Walk a Mile in Her Shoes has evolved into Rise Together for Safety & Justice. The symbolic red shoes have been retired as we have grown to understand how by perpetuating gender stereotypes, they were at best problematic and at worst harmful for our members and allies, especially in the LGBTQ+ community. In addition, like last year’s response to COVID, this year there will be multiple small walks across the county instead of only one big walk in Pittsfield.

What hasn’t changed is the importance of the event. Yes, we rise together to raise much needed funds to provide services to the more than 3,000 people who seek our help every year. But we also rise together to both educate and strengthen our community so that everybody becomes advocates for safety and justice for ourselves and all of our neighbors.

Why Berkshire County must rise together

In the past 6 years, 11 Berkshire County residents have lost their lives in incidents of domestic violence.

Abusers use the threat of deportation to assert control over immigrant victims and almost 59 percent of immigrant women experience intimate partner violence.

Domestic violence survivors are seven times more likely to attempt suicide than the general population.

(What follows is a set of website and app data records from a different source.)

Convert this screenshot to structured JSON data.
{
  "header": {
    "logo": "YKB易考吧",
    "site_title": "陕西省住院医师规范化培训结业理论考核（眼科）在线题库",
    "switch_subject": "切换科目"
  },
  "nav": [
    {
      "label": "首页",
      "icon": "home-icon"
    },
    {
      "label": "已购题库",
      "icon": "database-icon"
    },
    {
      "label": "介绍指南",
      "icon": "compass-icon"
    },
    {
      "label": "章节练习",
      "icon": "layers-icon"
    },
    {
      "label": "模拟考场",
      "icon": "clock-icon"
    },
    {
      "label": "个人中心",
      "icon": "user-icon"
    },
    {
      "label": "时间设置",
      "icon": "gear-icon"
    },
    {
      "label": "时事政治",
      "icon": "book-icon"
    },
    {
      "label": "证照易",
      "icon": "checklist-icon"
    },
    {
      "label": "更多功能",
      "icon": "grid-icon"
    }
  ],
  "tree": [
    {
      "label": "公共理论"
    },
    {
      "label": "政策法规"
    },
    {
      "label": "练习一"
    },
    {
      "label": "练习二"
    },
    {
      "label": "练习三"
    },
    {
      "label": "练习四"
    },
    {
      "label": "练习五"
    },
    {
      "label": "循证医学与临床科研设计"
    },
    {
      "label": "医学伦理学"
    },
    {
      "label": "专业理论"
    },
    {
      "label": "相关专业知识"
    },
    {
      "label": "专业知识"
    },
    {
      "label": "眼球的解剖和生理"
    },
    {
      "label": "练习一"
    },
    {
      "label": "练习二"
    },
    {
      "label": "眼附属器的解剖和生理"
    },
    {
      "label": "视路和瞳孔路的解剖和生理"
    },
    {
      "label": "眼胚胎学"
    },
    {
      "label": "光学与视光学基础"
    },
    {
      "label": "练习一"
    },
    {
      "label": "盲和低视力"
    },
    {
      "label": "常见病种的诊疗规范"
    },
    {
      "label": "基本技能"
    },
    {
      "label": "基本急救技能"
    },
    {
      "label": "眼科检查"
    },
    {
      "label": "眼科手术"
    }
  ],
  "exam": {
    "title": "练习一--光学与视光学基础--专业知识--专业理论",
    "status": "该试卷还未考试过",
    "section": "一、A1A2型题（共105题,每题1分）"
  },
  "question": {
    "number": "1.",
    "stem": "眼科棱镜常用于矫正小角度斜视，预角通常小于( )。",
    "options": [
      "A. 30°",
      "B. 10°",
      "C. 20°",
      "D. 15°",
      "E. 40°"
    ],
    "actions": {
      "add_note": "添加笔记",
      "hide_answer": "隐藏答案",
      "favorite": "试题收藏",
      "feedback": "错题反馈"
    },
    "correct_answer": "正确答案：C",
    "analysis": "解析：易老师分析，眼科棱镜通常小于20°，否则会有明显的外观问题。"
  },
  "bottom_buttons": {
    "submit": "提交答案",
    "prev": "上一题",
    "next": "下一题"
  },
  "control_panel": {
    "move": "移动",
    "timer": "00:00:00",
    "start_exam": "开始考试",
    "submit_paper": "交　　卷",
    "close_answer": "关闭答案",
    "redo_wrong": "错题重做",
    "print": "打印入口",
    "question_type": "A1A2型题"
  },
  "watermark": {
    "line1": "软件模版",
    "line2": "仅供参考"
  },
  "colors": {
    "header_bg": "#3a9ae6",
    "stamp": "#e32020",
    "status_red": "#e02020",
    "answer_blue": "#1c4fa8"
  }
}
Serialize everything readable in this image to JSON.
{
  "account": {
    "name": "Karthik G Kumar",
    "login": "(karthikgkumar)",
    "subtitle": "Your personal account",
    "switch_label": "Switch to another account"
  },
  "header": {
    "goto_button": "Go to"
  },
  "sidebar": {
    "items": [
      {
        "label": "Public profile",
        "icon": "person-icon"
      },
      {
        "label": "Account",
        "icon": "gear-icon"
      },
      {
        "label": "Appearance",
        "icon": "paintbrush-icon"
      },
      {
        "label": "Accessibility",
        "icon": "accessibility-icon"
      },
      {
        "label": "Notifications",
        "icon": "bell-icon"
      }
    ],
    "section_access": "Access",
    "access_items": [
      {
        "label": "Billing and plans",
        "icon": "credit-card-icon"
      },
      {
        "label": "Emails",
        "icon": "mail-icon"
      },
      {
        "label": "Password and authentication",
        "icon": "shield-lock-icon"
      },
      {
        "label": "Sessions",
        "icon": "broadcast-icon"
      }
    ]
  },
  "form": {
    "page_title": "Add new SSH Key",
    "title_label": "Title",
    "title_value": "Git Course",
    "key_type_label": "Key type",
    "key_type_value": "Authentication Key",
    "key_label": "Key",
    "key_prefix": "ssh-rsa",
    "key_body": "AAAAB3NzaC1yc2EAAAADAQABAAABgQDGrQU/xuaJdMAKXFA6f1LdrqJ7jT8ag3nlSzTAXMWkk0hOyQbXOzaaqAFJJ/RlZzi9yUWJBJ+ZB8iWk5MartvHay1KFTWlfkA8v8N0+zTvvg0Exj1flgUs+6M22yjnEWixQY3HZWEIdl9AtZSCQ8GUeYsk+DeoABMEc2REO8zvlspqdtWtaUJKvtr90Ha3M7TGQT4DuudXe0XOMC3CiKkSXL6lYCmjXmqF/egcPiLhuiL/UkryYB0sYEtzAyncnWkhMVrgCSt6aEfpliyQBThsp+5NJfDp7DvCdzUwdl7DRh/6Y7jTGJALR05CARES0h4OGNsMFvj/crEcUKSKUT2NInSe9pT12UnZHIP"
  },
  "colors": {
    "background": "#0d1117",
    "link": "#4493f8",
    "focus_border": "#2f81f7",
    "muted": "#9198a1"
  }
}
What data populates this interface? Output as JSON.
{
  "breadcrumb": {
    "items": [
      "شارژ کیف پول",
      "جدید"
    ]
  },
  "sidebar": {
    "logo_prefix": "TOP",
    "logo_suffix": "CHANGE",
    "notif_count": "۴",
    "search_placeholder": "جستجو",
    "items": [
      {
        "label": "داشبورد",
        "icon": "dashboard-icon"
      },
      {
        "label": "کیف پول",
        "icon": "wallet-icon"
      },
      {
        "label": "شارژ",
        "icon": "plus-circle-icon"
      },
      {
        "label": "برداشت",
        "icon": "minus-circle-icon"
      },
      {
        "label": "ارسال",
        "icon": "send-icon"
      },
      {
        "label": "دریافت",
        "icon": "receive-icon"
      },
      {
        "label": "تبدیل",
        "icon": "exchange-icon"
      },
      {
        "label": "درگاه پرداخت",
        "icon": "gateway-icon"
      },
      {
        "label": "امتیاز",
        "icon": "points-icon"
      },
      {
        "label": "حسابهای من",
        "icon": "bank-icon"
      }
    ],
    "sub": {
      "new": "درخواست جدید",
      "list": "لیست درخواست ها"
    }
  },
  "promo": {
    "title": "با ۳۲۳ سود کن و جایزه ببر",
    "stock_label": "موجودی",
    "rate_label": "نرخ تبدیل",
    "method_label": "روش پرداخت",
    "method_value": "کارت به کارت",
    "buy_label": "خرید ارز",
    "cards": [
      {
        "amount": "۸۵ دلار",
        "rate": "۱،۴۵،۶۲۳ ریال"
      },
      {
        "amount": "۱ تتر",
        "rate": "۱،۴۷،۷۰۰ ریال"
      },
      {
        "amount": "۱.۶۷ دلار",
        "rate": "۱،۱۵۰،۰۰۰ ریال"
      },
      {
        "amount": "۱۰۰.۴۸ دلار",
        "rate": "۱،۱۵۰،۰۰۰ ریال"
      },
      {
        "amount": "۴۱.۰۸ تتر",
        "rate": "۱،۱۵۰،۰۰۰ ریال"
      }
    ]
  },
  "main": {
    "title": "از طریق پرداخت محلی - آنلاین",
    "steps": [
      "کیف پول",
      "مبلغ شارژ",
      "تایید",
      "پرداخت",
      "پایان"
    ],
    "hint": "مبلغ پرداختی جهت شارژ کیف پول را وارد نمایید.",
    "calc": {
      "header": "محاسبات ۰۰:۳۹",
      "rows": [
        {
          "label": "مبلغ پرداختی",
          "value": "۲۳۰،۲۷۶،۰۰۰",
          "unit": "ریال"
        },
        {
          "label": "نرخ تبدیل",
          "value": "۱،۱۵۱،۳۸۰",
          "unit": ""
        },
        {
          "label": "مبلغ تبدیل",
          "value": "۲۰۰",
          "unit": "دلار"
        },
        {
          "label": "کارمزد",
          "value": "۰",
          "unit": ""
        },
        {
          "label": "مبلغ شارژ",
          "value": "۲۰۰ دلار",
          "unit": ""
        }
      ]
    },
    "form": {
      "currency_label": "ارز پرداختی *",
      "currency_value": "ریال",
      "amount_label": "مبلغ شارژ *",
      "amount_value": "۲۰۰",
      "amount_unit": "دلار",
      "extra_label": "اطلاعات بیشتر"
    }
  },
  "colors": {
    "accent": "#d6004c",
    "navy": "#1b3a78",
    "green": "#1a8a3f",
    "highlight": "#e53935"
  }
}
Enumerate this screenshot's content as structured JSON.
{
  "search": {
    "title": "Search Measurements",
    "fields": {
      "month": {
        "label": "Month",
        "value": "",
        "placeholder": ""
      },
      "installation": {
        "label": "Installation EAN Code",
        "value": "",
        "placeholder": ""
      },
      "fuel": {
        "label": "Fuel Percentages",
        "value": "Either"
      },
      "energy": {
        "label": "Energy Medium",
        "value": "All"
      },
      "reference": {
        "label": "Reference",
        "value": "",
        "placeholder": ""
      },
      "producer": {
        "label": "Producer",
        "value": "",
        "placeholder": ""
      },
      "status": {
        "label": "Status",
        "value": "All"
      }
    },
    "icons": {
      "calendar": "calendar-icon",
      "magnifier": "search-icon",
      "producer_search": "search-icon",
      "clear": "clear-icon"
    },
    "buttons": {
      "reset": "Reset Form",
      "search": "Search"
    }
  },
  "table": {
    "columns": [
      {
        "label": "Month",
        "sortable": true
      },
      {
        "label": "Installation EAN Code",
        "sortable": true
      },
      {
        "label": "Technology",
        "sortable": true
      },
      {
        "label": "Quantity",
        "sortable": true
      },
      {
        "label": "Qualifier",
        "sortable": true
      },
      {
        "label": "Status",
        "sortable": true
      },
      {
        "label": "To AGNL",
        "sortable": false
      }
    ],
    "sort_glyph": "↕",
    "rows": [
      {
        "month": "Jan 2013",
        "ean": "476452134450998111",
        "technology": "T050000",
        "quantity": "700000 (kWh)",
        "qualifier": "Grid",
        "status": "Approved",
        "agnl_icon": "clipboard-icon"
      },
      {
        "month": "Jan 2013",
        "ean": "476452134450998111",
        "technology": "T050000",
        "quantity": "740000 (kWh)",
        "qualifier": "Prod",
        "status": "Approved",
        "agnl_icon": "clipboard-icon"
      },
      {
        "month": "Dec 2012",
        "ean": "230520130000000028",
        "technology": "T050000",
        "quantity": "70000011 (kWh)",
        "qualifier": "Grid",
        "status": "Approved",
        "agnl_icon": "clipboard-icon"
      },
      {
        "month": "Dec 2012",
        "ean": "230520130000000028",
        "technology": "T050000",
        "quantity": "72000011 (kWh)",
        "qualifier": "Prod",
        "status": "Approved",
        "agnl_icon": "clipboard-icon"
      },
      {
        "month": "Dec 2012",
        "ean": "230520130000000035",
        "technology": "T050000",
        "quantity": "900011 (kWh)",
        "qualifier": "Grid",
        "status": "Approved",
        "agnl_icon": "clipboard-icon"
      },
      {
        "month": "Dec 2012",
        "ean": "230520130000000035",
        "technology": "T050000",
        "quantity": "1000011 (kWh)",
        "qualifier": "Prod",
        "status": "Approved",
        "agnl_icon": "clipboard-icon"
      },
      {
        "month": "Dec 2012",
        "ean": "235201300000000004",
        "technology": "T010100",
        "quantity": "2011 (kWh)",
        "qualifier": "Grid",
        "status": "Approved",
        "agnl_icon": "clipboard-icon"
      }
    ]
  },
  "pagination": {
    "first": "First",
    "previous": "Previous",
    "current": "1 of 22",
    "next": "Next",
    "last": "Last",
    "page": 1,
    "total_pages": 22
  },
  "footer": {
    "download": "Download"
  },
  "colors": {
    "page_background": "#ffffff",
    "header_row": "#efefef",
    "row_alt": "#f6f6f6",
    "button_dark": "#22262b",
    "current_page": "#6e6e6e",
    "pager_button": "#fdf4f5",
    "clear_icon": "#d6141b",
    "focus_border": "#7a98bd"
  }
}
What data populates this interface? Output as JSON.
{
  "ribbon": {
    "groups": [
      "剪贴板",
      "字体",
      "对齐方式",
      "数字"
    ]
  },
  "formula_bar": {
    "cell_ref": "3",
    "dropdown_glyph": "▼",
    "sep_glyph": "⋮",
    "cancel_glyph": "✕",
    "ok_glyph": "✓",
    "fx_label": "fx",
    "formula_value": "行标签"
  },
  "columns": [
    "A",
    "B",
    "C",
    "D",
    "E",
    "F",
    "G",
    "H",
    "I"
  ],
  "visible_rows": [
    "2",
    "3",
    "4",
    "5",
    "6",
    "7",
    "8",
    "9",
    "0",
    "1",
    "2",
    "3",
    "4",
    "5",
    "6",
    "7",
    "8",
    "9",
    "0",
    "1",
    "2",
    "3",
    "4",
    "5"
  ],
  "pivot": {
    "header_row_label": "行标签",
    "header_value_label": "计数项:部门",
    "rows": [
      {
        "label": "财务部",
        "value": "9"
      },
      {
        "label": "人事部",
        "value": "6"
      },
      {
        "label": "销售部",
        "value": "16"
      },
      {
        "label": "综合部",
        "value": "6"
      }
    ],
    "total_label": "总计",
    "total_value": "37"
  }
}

Disabled folks are three times more likely than the general population to experience rape and sexual assault.

Women of color, trans people of color and members of the LGBTQ+ community experience domestic and sexual violence at disproportionately high rates.

Currently there are six walks scheduled between Sept. 19 and 29.

Williamstown will rise together on Sunday, Sept. 19, at noon; meet at Tunnel Street Café. Come walk with Williams College and Greylock Together.

North Adams will rise together on Monday, Sept. 20, at 5:30 p.m.; meet at City Hall. Walk with state Sen. Adam Hinds, state Rep. John Barrett, Mayor Tom Bernard, Men Initiating Change in North Adams and City Councilors Ben Lamb and Peter Oleskiewicz.

Expected to be the largest walk, Pittsfield will rise together on Tuesday, Sept. 21, at 5:30 p.m.; meet at Persip Park at the intersection of North Street and Columbus Avenue. Walk with state Reps. Tricia Farley-Bouvier and Paul Mark, District Attorney Andrea Harrington, Mayor Linda Tyer and members of the City Council (Peter Marchetti, Earl Persip, Peter White, Patrick Kavey, and Helen Moon), Berkshire Community College, Berkshire Pride, Berkshire Immigrant Center, Youth Alive, Berkshire Pride, the NAACP, Ty Allan Jackson and Police Chief Mike Wynn.

Great Barrington will rise together on Wednesday, Sept. 22, at 5:30 p.m.; meet at Town Hall. Walk with state Rep. William “Smitty” Pignatelli, Jane Iredale, Calyx Berkshire Dispensary, Berkshire Food Co-op, Fairview Hospital and the NAACP.

Lee will rise together on Monday, Sept. 27, at 5:30 p.m.; meet at Town Hall. Walk with state Rep. Pignatelli, Chin Lee and Onyx Specialty Papers.

Lenox will rise together on Wednesday, Sept. 29, at 5:30 p.m. Walk with the Lenox Library staff. Location and start time details to be announced.

To register as an individual or as a team or just to make a donation to EFC go to pledgereg.com/risetogether21.

We are more than half-way to this year’s goal of $110,000, but your help and support have never been more important than they are right now.

Please join us as we Rise Together for Safety and Justice.

Dr. Susan Birns is professor emerita at Massachusetts College of Liberal Arts and a member of the Board of Directors of Elizabeth Freeman Center.